## WHAT IS BEING ASKED
The entries below should be given again exactly, minus their pictures.

## RECORDS SUPPLIED
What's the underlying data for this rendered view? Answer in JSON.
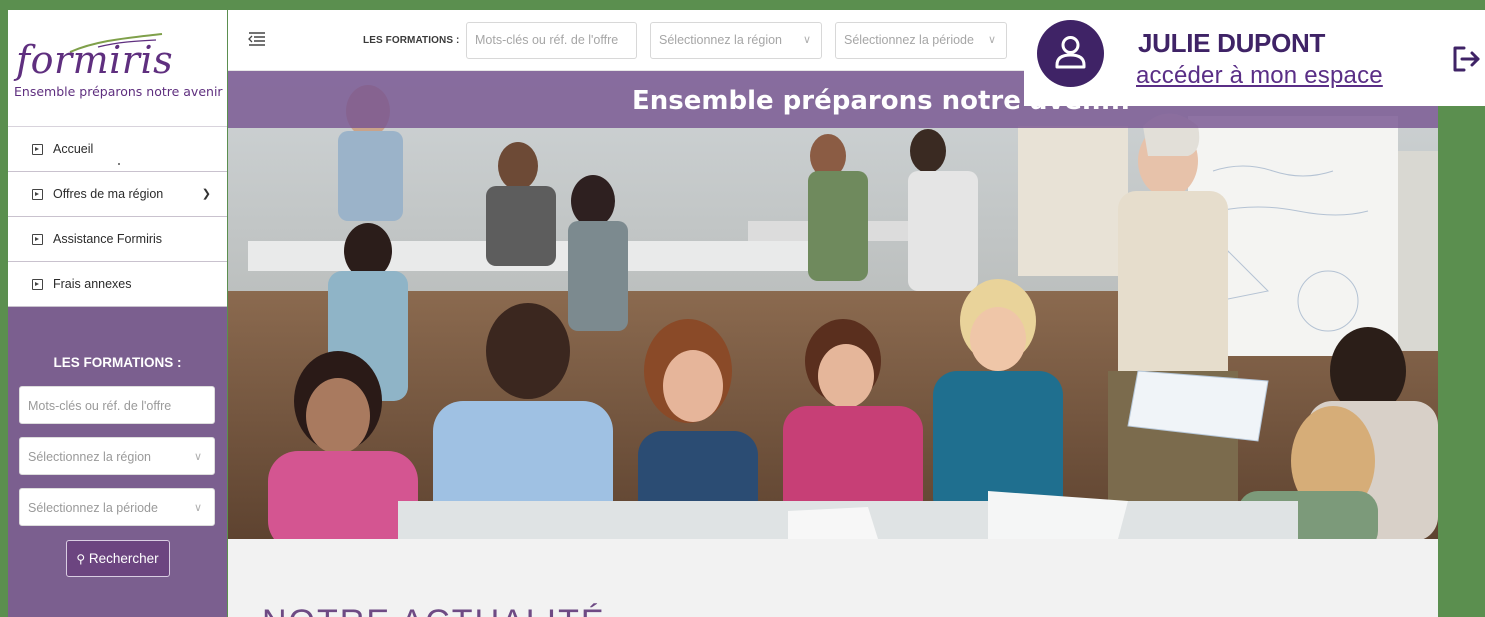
{
  "sidebar": {
    "logo_word": "formiris",
    "logo_tagline": "Ensemble préparons notre avenir",
    "menu": [
      {
        "label": "Accueil",
        "icon": "arrow-box-icon"
      },
      {
        "label": "Offres de ma région",
        "icon": "arrow-box-icon",
        "chevron": "chevron-down-icon"
      },
      {
        "label": "Assistance Formiris",
        "icon": "arrow-box-icon"
      },
      {
        "label": "Frais annexes",
        "icon": "arrow-box-icon"
      }
    ],
    "form_title": "LES FORMATIONS :",
    "keywords_placeholder": "Mots-clés ou réf. de l'offre",
    "region_placeholder": "Sélectionnez la région",
    "period_placeholder": "Sélectionnez la période",
    "search_button": "Rechercher"
  },
  "topbar": {
    "label": "LES FORMATIONS :",
    "keywords_placeholder": "Mots-clés ou réf. de l'offre",
    "region_placeholder": "Sélectionnez la région",
    "period_placeholder": "Sélectionnez la période"
  },
  "hero": {
    "title": "Ensemble préparons notre aven..."
  },
  "content": {
    "section_title": "NOTRE ACTUALITÉ"
  },
  "user": {
    "name": "JULIE DUPONT",
    "link": "accéder à mon espace"
  },
  "colors": {
    "page_bg": "#5b8f4f",
    "brand_purple": "#5f2f7f",
    "sidebar_purple": "#7b5f8f",
    "avatar_bg": "#3f2366"
  }
}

## REPLY
What's the underlying data for this rendered view? Answer in JSON.
{
  "sidebar": {
    "logo_word": "formiris",
    "logo_tagline": "Ensemble préparons notre avenir",
    "menu": [
      {
        "label": "Accueil",
        "icon": "arrow-box-icon"
      },
      {
        "label": "Offres de ma région",
        "icon": "arrow-box-icon",
        "chevron": "chevron-down-icon"
      },
      {
        "label": "Assistance Formiris",
        "icon": "arrow-box-icon"
      },
      {
        "label": "Frais annexes",
        "icon": "arrow-box-icon"
      }
    ],
    "form_title": "LES FORMATIONS :",
    "keywords_placeholder": "Mots-clés ou réf. de l'offre",
    "region_placeholder": "Sélectionnez la région",
    "period_placeholder": "Sélectionnez la période",
    "search_button": "Rechercher"
  },
  "topbar": {
    "label": "LES FORMATIONS :",
    "keywords_placeholder": "Mots-clés ou réf. de l'offre",
    "region_placeholder": "Sélectionnez la région",
    "period_placeholder": "Sélectionnez la période"
  },
  "hero": {
    "title": "Ensemble préparons notre aven..."
  },
  "content": {
    "section_title": "NOTRE ACTUALITÉ"
  },
  "user": {
    "name": "JULIE DUPONT",
    "link": "accéder à mon espace"
  },
  "colors": {
    "page_bg": "#5b8f4f",
    "brand_purple": "#5f2f7f",
    "sidebar_purple": "#7b5f8f",
    "avatar_bg": "#3f2366"
  }
}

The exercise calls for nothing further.